Born July 29, 1925, on the island of Khios. Greek composer and prominent social and political figure. Member of Greece’s Resistance Movement.
In 1948 and 1949, Theodorakis was imprisoned in a concentration camp on the island of Makronesos. In 1950 he graduated from the Athens Conservatory, where he had studied composition under P. Economidis. From 1953 to 1959 he attended the Paris Conservatory, studying musical analysis with O. Messiaen and conducting with E. Bigot. In 1959 he returned to Greece. Between 1964 and 1967, Theodorakis served in parliament as a member of the Union of the Democratic Left. Imprisoned shortly after the military coup in 1967, he was released in 1968 in response to world public opinion. In 1969, however, he was arrested again and sent to the concentration camp at Oropos, near Athens. In 1970 he was permitted to go to France, where he resumed his musical activities. He returned to Greece in 1974.

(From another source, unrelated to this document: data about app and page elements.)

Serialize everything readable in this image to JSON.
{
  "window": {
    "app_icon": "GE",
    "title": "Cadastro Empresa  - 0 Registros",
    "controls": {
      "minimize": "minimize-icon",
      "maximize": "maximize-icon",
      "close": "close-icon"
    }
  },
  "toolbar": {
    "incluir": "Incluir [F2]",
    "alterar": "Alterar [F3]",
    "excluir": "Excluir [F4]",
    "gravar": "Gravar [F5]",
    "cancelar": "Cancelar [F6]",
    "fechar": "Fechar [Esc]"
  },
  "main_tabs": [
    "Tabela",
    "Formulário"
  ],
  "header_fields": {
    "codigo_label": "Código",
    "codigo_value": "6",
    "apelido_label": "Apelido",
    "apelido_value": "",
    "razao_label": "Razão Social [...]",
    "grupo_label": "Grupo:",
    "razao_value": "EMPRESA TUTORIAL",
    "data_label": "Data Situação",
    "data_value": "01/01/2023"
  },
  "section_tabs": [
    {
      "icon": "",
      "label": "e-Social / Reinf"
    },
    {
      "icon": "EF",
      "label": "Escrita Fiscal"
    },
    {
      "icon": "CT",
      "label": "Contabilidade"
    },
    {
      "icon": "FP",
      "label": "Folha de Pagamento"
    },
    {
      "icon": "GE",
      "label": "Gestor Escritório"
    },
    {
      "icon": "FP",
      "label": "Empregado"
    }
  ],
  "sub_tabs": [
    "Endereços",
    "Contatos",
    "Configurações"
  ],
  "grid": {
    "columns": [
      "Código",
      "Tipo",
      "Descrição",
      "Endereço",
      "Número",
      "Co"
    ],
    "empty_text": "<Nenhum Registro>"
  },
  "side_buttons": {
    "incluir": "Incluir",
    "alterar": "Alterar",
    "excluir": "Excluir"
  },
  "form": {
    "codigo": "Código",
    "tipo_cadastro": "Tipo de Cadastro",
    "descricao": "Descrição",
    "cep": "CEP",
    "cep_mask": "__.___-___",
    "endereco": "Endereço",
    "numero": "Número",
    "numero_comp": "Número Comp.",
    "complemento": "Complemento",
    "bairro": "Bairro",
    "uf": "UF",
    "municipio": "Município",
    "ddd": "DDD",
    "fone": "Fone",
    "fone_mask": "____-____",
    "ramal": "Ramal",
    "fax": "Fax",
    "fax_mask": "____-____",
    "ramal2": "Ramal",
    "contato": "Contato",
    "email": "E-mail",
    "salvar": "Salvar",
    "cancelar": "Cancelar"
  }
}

Theodorakis has composed symphonies, chamber works, songs, and dances, including several syrtaki dances. Among his works are the musical revue and song cycle The Angels’ Quarter; the ballet scores Orpheus and Eurydice, Antigone, and Les Amants de Teruel; the musical tragedy and song cycle The Ballad of the Dead Brother; and a musical score for Sophocles’ tragedy Oedipus Tyrannus. He has also written music for several films. His vocal compositions include the song cycles Epitaphios, written in memory of those who were killed during the antifascist demonstrations, and Romiossini, as well as the oratorio Axion Esti, a work about the Greek struggle for liberation from fascist occupation. Theodorakis has performed on tour in the USSR.
The Great Soviet Encyclopedia, 3rd Edition (1970-1979). © 2010 The Gale Group, Inc. All rights reserved.